Let’s have a look at an example of how repeated activity transitions into an automatically performed behavior. When you are learning to drive, at first you cannot even start the car smoothly. You have to learn the whole process of seat-belt, mirror, start, clutch, gear, break, gas, before you can get the machine going. You almost need a checklist and you have to remind yourself of the steps of that process, sometimes you forget some of them.
By the time you start to get smoother and you need to remind yourself of a few actions you tend to forget. After a while, you don’t even realize when you get the car going. You are not looking nervously into the mirrors anymore, it all goes smoothly.
When you’ve driven the same car for several years, all the actions are completely automatic.
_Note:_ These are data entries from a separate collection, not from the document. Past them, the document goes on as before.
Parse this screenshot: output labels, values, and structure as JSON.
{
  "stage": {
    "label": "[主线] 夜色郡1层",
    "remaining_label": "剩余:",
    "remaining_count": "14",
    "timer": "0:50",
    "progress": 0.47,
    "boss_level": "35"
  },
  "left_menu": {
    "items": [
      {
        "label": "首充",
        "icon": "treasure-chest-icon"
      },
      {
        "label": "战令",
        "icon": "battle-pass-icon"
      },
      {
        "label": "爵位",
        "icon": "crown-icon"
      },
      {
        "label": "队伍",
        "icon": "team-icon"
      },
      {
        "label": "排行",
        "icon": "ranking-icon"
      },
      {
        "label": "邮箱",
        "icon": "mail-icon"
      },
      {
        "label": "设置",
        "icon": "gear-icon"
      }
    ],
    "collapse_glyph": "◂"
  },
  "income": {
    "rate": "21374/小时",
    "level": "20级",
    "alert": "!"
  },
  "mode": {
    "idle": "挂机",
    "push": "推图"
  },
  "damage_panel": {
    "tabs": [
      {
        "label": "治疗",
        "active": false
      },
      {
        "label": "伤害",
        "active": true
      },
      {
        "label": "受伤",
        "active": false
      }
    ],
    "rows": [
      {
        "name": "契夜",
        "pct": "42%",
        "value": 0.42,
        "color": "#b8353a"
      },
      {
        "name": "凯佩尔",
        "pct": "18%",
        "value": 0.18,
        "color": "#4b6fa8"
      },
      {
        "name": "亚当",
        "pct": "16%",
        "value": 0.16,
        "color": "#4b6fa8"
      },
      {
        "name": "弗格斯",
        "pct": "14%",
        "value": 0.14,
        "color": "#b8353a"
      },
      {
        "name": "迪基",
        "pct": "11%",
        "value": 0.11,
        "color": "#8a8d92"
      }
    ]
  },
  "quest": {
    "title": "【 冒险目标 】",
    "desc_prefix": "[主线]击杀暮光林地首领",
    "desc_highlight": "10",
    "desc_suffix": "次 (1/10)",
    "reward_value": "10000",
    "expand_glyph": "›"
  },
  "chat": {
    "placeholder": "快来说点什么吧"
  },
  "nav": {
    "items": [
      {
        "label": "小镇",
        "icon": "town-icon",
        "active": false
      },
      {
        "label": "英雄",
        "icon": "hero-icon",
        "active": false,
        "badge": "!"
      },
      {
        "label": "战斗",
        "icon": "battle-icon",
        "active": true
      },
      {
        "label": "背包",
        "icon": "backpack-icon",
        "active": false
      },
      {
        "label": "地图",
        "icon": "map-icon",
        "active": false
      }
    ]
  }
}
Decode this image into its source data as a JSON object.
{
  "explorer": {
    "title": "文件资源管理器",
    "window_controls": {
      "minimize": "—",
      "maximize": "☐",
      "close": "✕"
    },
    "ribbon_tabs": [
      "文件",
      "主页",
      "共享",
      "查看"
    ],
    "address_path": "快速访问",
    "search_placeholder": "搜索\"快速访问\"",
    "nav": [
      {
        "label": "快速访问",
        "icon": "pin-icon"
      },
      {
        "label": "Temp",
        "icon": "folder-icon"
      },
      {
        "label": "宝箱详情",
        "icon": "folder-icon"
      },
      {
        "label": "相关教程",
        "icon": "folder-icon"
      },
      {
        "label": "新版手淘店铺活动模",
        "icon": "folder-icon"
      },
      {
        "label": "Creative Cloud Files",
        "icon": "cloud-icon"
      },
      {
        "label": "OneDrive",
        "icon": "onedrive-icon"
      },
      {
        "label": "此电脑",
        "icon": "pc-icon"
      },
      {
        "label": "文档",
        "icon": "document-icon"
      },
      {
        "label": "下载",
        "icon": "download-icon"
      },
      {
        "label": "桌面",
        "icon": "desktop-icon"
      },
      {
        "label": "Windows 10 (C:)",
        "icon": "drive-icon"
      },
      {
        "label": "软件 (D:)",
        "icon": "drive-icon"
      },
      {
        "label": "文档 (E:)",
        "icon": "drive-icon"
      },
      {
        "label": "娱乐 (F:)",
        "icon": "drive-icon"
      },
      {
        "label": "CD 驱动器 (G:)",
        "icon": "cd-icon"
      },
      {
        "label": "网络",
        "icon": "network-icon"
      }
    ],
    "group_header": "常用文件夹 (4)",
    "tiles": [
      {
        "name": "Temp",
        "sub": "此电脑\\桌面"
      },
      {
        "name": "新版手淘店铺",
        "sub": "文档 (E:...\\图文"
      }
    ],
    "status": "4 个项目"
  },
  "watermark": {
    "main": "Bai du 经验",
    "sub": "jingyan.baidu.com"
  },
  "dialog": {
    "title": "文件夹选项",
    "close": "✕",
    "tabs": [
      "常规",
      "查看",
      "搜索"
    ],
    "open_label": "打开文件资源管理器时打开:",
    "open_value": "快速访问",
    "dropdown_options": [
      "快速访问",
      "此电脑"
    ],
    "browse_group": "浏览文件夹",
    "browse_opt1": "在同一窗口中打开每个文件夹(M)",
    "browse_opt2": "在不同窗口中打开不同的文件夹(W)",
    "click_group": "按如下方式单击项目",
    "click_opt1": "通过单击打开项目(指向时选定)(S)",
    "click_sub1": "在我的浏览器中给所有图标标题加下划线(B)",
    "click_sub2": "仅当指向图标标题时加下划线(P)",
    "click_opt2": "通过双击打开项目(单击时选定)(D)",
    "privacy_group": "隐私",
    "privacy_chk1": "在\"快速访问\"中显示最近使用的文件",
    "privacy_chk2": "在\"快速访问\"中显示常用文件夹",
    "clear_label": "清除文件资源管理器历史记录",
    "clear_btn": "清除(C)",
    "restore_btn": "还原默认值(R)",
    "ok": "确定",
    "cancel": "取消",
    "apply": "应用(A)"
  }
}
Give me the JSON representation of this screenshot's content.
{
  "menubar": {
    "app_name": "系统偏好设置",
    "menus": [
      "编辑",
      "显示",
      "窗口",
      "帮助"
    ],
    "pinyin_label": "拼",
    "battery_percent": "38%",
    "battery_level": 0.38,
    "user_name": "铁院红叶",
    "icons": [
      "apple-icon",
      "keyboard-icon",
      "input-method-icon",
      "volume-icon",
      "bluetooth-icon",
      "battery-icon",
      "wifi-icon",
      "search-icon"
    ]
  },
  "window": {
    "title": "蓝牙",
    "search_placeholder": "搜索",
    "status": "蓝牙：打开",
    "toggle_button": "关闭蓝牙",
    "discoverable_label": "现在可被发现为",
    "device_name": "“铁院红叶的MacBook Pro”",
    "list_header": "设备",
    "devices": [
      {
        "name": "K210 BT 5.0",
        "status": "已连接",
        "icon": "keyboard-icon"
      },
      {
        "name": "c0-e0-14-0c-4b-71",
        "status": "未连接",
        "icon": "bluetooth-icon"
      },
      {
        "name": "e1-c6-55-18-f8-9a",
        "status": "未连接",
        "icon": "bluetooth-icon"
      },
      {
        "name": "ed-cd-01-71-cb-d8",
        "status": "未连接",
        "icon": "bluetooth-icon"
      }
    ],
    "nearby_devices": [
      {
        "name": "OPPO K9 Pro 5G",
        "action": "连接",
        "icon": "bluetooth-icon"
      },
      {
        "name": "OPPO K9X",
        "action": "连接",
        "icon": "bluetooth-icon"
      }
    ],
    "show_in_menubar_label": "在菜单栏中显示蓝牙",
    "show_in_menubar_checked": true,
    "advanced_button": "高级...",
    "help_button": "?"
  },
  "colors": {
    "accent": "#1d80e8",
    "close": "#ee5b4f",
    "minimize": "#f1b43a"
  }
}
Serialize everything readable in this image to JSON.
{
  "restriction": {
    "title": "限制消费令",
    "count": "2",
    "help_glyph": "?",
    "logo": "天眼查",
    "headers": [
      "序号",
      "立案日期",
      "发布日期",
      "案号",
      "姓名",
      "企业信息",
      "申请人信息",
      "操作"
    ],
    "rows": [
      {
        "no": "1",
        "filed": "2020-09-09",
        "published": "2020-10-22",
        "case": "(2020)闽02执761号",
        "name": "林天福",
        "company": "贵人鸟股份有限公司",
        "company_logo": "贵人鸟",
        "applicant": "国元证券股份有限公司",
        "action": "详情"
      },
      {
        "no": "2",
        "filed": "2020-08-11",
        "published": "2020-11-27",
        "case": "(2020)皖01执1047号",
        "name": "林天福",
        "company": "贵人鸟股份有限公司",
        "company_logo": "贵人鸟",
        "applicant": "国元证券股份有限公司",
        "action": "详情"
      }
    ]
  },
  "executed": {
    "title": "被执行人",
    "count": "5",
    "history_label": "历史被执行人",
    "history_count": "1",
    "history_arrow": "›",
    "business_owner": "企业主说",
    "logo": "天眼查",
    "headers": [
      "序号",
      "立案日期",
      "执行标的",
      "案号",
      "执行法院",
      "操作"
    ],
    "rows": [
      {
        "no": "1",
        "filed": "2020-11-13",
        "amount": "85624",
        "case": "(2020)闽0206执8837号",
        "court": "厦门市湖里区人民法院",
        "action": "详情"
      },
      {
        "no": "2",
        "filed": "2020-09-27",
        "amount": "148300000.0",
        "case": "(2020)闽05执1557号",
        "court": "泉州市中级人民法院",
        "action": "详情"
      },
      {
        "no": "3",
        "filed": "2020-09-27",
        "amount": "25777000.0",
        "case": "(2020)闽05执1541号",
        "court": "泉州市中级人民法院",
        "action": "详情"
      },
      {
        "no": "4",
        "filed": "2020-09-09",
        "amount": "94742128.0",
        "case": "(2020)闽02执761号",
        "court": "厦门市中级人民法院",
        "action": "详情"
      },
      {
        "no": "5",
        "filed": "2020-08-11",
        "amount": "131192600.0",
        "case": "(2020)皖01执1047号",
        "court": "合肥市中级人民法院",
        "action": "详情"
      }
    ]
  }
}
You close the door, and with paying close to no attention to your actions, singing along with the song on the radio, you are on the road, enjoying the drive.
Then you get an automatic car. The first few times it doesn’t go so smoothly, even though in principle it should be EASIER. You have fewer activities to perform, but… “You must unlearn what you’ve learned” (as Yoda would say)... and you have to learn the new steps. There is no way around it, you have to start paying attention and acquire the knowledge of how to use the clutch in a new way (and stop trying to use it when it’s not needed).
It may be a struggle at the beginning
That was an easy example. You are still doing the same thing, driving a car, you only need to change the way you operate it, and yet your brain wants you to do the same sequence you’ve learned before because that’s the most efficient way.
However, when you’ve repeated your new sequence a number of times, it becomes your new pattern. Smoking is, of course, more complex than that, because an “addiction factor” plays a role here, yet to help yourself out of that habit, you need to use the same principles of managing your mind as in changing any other behavior.
No worries Sam, we’ve got you covered. We have put together an amazing process to help you change any habit that no longer serves you. There is just this one tricky thing that may work to your advantage or disadvantage:
It’s all in your head
To succeed in breaking a habit you need to be sure that it is what you really want. It’s also important that you BELIEVE that you can do it. It is your life and your habit. Therefore without a single drop of doubt, you do have the power to change it. You have developed the habit, certainly, you can undo that.
One more important thing about beliefs. Here at You’ve got 5 options, we don’t believe that trying to quit smoking by beating yourself up, hating on yourself and alike behaviors, are very efficient or helpful. It’s like a war with yourself which is very difficult to win.
However, we do believe that if you decide to go through that process as if you are your own very best friend, who wants all the best for yourself, you are already a few steps ahead.
We will, therefore, encourage you to start by digging deep down into yourself and we’ll want you to figure out why you have been smoking all this time. Then we’ll want you to determine and write down why exactly you want to quit.
Then we’ll go into choosing what you’ll be doing instead, figuring out what to do when you feel like smoking and making a fallback plan. The last step will be to shift into the new non-smoking you.
We’ll ask you to spend some time mindfully watching yourself. Take on a role of that neutral observer and notice when you feel like smoking a cigarette.
What are your main triggers?
How do you feel before and after smoking?
What are the messages you repeat to yourself about smoking?
And here, your 5 step process to beat your habit
Step 1: Inner journey (or root cause analysis)— dig deep to find out why have you been smoking all this time (read here)
Step 2: More inner journey- determine why you REALLY want to quit (read here)
Step 3: It’s all in your head- time for some solid mental clean-up (read here)
Step 4: Game plan- figure out what you are going to do instead (read here)
Step 5: Shift into your new non- smoking self (read here)